“I would suggest that you remove the article and video of former Chaplain Kurt Bishop. He was my former chaplain, has been discharged and is under federal indictment for 32 counts.” This was an e-mail we received in May 2010 from a senior NCO in the Arizona National Guard. The news shocked and saddened us. Terry had met Bishop in the field hospital at FOB Salerno in southeastern Afghanistan. A series of interlocking tents, the hospital took in wounded helicoptered in and tended to Afghan children suffering from burns and diseases. Terry had seen Bishop at the hospital, joking with the medical team, helping out during mass casualties and triages. I was stuck in Bagram for about a week, waiting for a spot on a helo bound for Salerno, and my own first glimpse of Bishop was in the immediate aftermath of a rocket attack. In fact, as Terry wrote in a blog, Bishop was the one to assure Terry I was all right.
After that we saw Bishop a number of times, and his work at the hospital and his relationship with the team impressed us both. So much so that we included him in the documentary as an illustration of ministering across faith lines. And when it came time to choose six chaplains to profile for a series in the Christian Science Monitor, Bishop was among them. He was the subject of “Prayer and humor hold a trauma unit together in Afghanistan,” and it is this article that the Arizona National Guard NCO wanted us to remove from our site. We understood his request but decided that the article and accompanying video were part of the public record and therefore needed to stay. Also, at the time Bishop had not yet been found guilty of any crime.
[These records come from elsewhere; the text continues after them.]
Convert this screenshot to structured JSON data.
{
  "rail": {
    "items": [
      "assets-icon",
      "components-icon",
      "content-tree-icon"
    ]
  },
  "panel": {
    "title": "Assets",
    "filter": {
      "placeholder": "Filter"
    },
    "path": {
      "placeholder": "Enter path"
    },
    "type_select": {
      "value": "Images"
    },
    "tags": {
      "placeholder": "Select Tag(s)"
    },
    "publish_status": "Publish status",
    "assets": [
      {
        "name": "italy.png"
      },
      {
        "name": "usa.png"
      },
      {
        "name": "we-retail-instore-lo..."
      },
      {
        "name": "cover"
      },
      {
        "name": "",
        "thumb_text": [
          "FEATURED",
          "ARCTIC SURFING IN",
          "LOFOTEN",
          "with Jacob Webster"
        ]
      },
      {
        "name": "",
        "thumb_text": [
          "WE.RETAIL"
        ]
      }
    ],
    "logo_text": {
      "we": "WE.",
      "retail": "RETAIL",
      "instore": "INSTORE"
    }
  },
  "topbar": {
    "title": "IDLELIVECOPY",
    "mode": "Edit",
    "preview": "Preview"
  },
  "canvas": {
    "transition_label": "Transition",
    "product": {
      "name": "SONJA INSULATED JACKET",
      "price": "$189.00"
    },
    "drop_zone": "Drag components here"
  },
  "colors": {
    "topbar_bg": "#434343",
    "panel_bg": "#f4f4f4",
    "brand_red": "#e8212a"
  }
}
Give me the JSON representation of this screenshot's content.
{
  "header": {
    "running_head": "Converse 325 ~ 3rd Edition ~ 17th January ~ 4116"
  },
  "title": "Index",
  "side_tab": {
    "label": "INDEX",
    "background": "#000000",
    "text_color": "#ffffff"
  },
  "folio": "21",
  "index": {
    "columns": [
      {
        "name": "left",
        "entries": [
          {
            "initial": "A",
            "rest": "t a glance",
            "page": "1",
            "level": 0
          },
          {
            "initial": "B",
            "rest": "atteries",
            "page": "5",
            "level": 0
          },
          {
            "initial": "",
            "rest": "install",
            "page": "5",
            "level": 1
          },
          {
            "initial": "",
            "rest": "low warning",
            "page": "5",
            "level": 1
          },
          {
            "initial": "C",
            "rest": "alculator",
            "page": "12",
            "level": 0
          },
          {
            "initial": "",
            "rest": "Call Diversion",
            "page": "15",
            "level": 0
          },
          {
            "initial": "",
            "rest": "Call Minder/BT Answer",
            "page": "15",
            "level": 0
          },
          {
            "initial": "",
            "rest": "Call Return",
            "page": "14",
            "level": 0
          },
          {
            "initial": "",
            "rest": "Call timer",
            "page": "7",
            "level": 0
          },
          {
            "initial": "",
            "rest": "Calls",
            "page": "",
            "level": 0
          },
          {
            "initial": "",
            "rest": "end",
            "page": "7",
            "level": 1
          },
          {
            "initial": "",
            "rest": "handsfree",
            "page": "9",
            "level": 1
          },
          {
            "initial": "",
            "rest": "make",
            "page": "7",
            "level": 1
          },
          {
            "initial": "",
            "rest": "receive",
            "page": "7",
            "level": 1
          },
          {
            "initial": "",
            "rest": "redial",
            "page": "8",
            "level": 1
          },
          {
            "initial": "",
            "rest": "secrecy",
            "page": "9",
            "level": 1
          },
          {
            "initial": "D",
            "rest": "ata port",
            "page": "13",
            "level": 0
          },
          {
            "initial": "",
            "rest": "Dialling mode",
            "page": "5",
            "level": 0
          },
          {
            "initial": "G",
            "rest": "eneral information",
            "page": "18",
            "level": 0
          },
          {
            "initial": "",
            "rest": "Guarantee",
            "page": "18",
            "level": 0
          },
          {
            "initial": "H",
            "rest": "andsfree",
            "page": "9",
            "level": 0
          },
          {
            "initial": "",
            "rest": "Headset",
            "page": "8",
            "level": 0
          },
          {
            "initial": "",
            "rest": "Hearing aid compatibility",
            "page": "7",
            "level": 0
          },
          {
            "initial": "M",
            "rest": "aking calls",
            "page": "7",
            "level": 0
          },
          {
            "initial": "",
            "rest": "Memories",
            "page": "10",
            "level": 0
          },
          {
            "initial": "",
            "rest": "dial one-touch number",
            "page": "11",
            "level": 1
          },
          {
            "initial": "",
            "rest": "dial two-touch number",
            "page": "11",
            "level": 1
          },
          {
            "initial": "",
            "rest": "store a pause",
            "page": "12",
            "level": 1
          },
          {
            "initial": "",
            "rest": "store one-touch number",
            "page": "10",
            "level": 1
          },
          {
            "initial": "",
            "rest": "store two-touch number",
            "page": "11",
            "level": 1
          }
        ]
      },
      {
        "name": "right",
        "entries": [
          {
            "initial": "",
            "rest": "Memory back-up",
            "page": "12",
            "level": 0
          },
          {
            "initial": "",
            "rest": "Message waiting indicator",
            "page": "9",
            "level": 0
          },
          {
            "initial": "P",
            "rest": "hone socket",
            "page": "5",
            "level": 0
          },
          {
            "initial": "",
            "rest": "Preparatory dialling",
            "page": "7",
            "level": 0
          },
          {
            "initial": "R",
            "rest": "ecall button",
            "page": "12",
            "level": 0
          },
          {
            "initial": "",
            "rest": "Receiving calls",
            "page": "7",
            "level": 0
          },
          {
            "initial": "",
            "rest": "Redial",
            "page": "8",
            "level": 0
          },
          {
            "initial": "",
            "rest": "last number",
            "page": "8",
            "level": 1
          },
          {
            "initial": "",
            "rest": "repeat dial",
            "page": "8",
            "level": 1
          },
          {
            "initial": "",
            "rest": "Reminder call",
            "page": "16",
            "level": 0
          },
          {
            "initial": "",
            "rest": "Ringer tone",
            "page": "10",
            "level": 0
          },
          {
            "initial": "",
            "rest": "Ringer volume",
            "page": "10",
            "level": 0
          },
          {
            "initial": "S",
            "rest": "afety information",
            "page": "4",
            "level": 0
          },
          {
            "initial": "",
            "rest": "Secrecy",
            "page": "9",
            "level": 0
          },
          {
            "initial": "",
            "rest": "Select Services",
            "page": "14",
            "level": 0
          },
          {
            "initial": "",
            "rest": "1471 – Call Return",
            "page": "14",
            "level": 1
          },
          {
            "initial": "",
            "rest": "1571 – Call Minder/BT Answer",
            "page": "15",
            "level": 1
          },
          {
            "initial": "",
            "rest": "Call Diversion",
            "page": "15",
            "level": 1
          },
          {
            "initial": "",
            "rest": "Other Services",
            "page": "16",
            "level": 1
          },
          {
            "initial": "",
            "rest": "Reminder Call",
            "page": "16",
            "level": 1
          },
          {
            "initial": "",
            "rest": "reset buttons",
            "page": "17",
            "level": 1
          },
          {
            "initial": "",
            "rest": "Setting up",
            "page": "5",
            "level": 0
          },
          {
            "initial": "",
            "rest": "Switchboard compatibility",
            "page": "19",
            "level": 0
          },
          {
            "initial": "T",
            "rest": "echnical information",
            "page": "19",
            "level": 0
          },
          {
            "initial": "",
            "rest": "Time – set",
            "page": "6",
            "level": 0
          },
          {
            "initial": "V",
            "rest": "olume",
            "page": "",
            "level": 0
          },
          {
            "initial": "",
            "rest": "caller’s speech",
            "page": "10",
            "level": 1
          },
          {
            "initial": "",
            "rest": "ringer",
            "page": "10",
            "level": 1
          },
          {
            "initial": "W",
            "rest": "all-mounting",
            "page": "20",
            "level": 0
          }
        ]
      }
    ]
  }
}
He has since been convicted of a felony and a misdemeanor for having falsified military honors. Under normal circumstances, a newspaper might simply add a footnote to the on-line version of the article, but Clara Germani, who edited the original series, felt these were not usual circumstances. We had in-depth knowledge of Bishop, and we both felt that his story raised important issues: is our worst act our most defining one? Do our bad actions invalidate our good ones? How do we reconcile the fact that we often have many sides, bright and dark? In the course of researching this, it became apparent that Bishop’s action also tied into a more general debate about lying about military honors: is it protected free speech or a criminal act?
The article came out in the April 3rd edition of the Christian Science Monitor under the headline “Did a chaplain’s fake Purple Heart erase good deeds?” along with a shorter piece on the Constitutional issues raised. It grew out of both our time with him in Afghanistan in 2007 as well as a number of conversations with Bishop over the past year and interviews with some of his former colleagues. Watching him struggle with shedding a persona that he had fraudulently invented and maintained, something Bishop said back in 2007 suddenly took on deeper meaning. Every morning, he said, “I pray, ‘God, help me get out of the way so you can use me.'”